Ryan Madson
Reliever unchanged by big league success

By Doug Miller /

Reliever Ryan Madson was an integral member of the 2008 World Series champion Phillies, but for those who knew him when he was growing up in Moreno Valley, Calif., he's still the same guy.

"We've been buddies since we've been about 10 years old," said Sammy Maniaci, Madson's Valley View High School teammate who went on to coach their alma mater's baseball team from 2000-07.

"I was in his wedding. He's one of my best friends in the world, and it was a privilege to play with him. He's a big-time competitor who always wants the ball. He wants to put you on his back and carry you, and he's always been that guy."

Maniaci played behind Madson, then a star prep starter, in the middle infield from 1995-97, and he wasn't surprised at all when "the radar guns started showing up everywhere" during their senior year.

But Maniaci could tell Madson was special well before then, when the two were 11-year-olds looking for pickup games at nearby Sunnymead Park.
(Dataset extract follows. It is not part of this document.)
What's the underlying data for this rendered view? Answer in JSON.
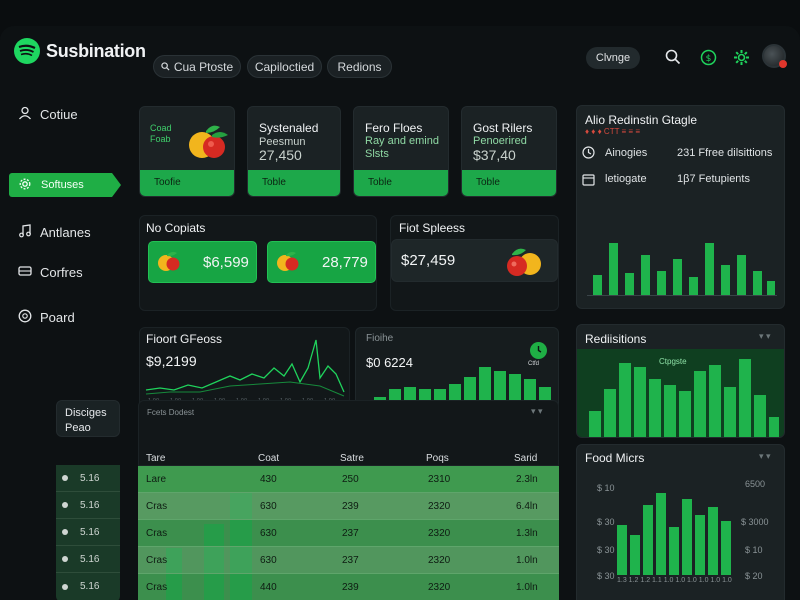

"We were field rats," Maniaci recalled. "We were always at the ballfield -- he always pitched, and he played outfield a little bit. He could hit pretty well, too, but he was always the main man on the hill."

Madson is showed that dominant ability as the "Bridge to [Brad] Lidge" in 2008. With his superb relief work, he helped the Phillies claim their second World Series championship in franchise history.

But he's also a guy who's quick to laugh or pull off a good-natured prank, according to Maniaci.

"I don't think I've laughed harder with anybody in my life," Maniaci said. "He's something else. During batting practice in high school, instead of going to shag fly balls, we'd dance in center field.

Age: 28

Long Beach, Calif.

Valley View High

Team: PHI

Video | Player bio
"He would throw the catcher's mask on and run around the field. We would have crazy get-togethers and he was always the funny guy, cracking jokes. No matter where you're at, you're going to have a good time with him."

This, too, has not changed, though Madson has learned from his mistakes in regard to teammate-ribbing in the Phillies clubhouse. That's why he hasn't touched the subject of 45-year-old Philadelphia starter Jamie Moyer's age.

"I've never mentioned anything to him," Madson insisted. "I learned the hard way. I think I made a comment to (former Phillies relievers) Tim Worrell and Rheal Cormier a couple years ago. I made a comment to them, and I didn't have any clothes left in my locker. So I don't say anything about his age."

Yup, it's the same old Ryan, the same guy Maniaci went to bat for at his old friend's recent wedding.

"I was one of the groomsmen," Maniaci said, "and I got up and spoke about our friendship, about him being a great guy and about how it's been a privilege to have grown up with him and still be a part of his life."

Valley View honored Madson last year with a number retirement ceremony, and the Phillies reliever enjoyed the chance to gather with his old teammates and reminisce about more innocent times.

Maniaci noticed then what he noticed while watching his friend shine on the postseason stage.

"He's never gotten a big head," Maniaci said. "He's the same person to this day, and it's one of the greatest things I respect about him.

"He's Ryan from Moreno Valley."

Doug Miller is a Senior Writer for This story was not subject to the approval of Major League Baseball or its clubs.